═════ Material for this task ═════
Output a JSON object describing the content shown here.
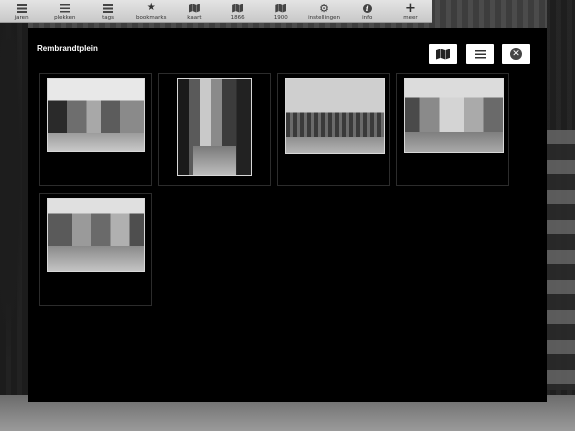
{
  "toolbar": {
    "items": [
      {
        "label": "jaren",
        "icon": "list-icon"
      },
      {
        "label": "plekken",
        "icon": "list-icon"
      },
      {
        "label": "tags",
        "icon": "list-icon"
      },
      {
        "label": "bookmarks",
        "icon": "star-icon"
      },
      {
        "label": "kaart",
        "icon": "map-icon"
      },
      {
        "label": "1866",
        "icon": "map-icon"
      },
      {
        "label": "1900",
        "icon": "map-icon"
      },
      {
        "label": "instellingen",
        "icon": "gear-icon"
      },
      {
        "label": "info",
        "icon": "info-icon"
      },
      {
        "label": "meer",
        "icon": "plus-icon"
      }
    ]
  },
  "modal": {
    "title": "Rembrandtplein",
    "buttons": [
      {
        "name": "map-view",
        "icon": "map-icon"
      },
      {
        "name": "list-view",
        "icon": "list-icon"
      },
      {
        "name": "close",
        "icon": "close-icon"
      }
    ],
    "thumbnails": [
      {
        "id": 1,
        "orientation": "landscape"
      },
      {
        "id": 2,
        "orientation": "portrait"
      },
      {
        "id": 3,
        "orientation": "landscape"
      },
      {
        "id": 4,
        "orientation": "landscape"
      },
      {
        "id": 5,
        "orientation": "landscape"
      }
    ]
  },
  "glyphs": {
    "star": "★",
    "gear": "⚙",
    "info": "i",
    "plus": "+",
    "close": "✕"
  }
}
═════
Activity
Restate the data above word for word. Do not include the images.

Solution below
Output a JSON object describing the content shown here.
{
  "toolbar": {
    "items": [
      {
        "label": "jaren",
        "icon": "list-icon"
      },
      {
        "label": "plekken",
        "icon": "list-icon"
      },
      {
        "label": "tags",
        "icon": "list-icon"
      },
      {
        "label": "bookmarks",
        "icon": "star-icon"
      },
      {
        "label": "kaart",
        "icon": "map-icon"
      },
      {
        "label": "1866",
        "icon": "map-icon"
      },
      {
        "label": "1900",
        "icon": "map-icon"
      },
      {
        "label": "instellingen",
        "icon": "gear-icon"
      },
      {
        "label": "info",
        "icon": "info-icon"
      },
      {
        "label": "meer",
        "icon": "plus-icon"
      }
    ]
  },
  "modal": {
    "title": "Rembrandtplein",
    "buttons": [
      {
        "name": "map-view",
        "icon": "map-icon"
      },
      {
        "name": "list-view",
        "icon": "list-icon"
      },
      {
        "name": "close",
        "icon": "close-icon"
      }
    ],
    "thumbnails": [
      {
        "id": 1,
        "orientation": "landscape"
      },
      {
        "id": 2,
        "orientation": "portrait"
      },
      {
        "id": 3,
        "orientation": "landscape"
      },
      {
        "id": 4,
        "orientation": "landscape"
      },
      {
        "id": 5,
        "orientation": "landscape"
      }
    ]
  },
  "glyphs": {
    "star": "★",
    "gear": "⚙",
    "info": "i",
    "plus": "+",
    "close": "✕"
  }
}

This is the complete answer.